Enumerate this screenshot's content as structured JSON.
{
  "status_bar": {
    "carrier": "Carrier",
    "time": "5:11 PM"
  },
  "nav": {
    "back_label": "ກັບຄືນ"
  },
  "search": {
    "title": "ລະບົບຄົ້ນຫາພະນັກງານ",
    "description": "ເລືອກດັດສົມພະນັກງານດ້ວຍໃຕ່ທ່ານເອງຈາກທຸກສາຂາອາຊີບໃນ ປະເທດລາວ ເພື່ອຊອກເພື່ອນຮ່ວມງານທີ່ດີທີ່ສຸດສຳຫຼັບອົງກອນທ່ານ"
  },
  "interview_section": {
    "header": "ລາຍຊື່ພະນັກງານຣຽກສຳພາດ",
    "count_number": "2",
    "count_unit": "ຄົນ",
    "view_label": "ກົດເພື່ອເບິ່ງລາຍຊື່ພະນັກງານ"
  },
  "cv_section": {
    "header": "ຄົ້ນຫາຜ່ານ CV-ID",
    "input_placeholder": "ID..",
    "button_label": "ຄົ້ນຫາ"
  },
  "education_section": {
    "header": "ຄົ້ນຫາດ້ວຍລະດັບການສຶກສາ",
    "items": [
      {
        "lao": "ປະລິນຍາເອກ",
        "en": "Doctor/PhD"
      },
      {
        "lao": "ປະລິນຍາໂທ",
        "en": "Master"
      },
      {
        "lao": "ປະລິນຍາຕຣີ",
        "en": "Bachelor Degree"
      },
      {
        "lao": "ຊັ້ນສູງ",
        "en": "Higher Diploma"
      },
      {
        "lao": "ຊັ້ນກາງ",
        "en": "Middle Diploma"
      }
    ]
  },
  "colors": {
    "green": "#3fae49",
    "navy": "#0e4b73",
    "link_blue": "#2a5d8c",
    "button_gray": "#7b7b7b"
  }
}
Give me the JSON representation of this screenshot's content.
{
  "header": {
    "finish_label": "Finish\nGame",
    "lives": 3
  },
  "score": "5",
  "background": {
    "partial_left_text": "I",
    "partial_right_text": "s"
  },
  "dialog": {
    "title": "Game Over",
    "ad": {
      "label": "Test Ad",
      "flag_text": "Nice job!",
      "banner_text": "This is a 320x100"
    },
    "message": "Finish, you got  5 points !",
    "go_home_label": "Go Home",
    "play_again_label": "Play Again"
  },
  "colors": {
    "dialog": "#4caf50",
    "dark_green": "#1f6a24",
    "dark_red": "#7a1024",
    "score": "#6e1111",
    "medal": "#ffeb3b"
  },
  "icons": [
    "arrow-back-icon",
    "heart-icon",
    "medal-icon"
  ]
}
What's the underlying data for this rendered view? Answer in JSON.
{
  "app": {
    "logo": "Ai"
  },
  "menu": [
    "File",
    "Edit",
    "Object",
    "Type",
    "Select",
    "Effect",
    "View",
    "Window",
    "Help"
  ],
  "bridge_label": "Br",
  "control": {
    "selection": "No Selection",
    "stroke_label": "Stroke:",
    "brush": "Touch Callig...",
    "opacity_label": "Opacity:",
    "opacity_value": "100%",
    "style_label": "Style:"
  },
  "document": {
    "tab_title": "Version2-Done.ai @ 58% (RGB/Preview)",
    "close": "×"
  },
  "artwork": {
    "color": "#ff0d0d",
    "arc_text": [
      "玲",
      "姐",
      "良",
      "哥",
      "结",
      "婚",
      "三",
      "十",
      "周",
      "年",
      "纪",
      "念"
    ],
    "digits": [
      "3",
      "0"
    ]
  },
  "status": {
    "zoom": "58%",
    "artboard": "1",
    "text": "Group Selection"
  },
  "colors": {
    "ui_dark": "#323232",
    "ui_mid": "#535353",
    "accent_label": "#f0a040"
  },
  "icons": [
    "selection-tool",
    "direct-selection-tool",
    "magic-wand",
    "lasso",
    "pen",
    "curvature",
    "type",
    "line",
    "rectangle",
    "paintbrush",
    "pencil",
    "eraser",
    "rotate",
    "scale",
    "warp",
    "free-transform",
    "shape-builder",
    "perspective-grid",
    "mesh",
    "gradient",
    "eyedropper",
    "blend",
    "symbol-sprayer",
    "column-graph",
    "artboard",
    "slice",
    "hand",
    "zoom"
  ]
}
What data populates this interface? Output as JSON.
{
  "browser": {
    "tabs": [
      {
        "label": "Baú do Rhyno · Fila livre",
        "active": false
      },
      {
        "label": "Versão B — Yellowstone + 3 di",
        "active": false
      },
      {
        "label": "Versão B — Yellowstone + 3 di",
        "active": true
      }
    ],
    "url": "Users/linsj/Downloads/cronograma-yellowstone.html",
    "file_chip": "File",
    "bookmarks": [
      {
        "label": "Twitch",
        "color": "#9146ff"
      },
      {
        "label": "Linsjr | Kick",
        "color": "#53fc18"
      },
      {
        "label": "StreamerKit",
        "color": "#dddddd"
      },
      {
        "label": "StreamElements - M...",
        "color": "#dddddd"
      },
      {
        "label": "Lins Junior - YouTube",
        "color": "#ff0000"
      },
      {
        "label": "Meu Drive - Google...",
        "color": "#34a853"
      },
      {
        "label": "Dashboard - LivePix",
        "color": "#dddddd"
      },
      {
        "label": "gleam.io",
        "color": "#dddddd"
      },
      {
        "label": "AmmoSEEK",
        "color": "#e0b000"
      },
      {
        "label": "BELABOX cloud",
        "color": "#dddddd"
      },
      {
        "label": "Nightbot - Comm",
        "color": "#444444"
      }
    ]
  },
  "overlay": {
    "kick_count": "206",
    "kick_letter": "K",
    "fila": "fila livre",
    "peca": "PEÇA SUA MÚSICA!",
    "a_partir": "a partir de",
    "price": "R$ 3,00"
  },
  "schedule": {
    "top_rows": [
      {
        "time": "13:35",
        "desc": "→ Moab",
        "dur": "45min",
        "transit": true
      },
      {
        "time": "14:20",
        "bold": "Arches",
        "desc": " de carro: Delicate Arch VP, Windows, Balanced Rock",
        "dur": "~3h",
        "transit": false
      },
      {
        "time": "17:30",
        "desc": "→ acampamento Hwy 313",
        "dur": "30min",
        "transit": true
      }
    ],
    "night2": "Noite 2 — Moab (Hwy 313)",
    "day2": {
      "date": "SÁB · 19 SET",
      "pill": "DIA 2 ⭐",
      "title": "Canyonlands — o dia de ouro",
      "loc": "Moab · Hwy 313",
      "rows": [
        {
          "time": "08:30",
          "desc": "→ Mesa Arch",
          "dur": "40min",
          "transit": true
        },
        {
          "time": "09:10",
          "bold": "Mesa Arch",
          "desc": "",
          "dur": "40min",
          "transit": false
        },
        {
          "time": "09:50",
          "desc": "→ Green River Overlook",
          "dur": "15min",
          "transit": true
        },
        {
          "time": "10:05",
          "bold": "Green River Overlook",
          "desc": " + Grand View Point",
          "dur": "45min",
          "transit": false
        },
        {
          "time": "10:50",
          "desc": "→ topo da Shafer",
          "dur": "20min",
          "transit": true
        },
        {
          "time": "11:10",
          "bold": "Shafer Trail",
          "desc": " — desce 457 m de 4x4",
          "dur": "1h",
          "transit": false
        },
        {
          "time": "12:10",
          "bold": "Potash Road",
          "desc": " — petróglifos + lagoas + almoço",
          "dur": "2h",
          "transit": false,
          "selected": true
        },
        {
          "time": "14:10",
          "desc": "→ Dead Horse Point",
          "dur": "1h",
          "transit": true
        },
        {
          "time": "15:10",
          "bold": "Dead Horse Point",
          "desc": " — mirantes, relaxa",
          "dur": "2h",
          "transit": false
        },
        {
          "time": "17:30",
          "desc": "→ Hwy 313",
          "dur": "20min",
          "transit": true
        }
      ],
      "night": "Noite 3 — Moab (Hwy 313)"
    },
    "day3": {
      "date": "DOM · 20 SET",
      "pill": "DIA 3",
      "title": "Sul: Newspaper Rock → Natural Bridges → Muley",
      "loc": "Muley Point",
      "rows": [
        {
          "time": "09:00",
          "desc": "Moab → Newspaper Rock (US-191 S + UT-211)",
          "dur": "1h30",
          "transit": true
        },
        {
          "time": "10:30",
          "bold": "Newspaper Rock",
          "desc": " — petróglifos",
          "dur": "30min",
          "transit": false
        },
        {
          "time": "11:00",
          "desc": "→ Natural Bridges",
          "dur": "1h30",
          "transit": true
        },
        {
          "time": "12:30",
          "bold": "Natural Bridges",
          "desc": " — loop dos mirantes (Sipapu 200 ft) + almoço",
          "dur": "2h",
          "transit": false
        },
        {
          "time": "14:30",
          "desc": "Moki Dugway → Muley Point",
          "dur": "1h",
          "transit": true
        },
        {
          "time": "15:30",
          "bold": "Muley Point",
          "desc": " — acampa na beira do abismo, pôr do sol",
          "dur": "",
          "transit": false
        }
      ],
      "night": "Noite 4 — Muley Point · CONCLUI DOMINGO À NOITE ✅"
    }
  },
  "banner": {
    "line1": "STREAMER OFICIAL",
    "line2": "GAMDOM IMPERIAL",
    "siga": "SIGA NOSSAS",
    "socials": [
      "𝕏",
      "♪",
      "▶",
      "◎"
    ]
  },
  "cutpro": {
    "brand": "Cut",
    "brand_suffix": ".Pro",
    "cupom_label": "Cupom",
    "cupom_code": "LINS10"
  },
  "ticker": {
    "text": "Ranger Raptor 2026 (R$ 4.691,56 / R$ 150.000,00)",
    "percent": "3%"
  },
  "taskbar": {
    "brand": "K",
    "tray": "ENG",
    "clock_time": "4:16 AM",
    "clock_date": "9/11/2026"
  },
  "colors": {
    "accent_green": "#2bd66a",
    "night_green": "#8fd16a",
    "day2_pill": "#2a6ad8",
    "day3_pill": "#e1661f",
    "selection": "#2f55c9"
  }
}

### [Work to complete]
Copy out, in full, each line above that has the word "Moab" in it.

### [Response to this exercise]
        "desc": "→ Moab",
    "night2": "Noite 2 — Moab (Hwy 313)",
      "loc": "Moab · Hwy 313",
      "night": "Noite 3 — Moab (Hwy 313)"
          "desc": "Moab → Newspaper Rock (US-191 S + UT-211)",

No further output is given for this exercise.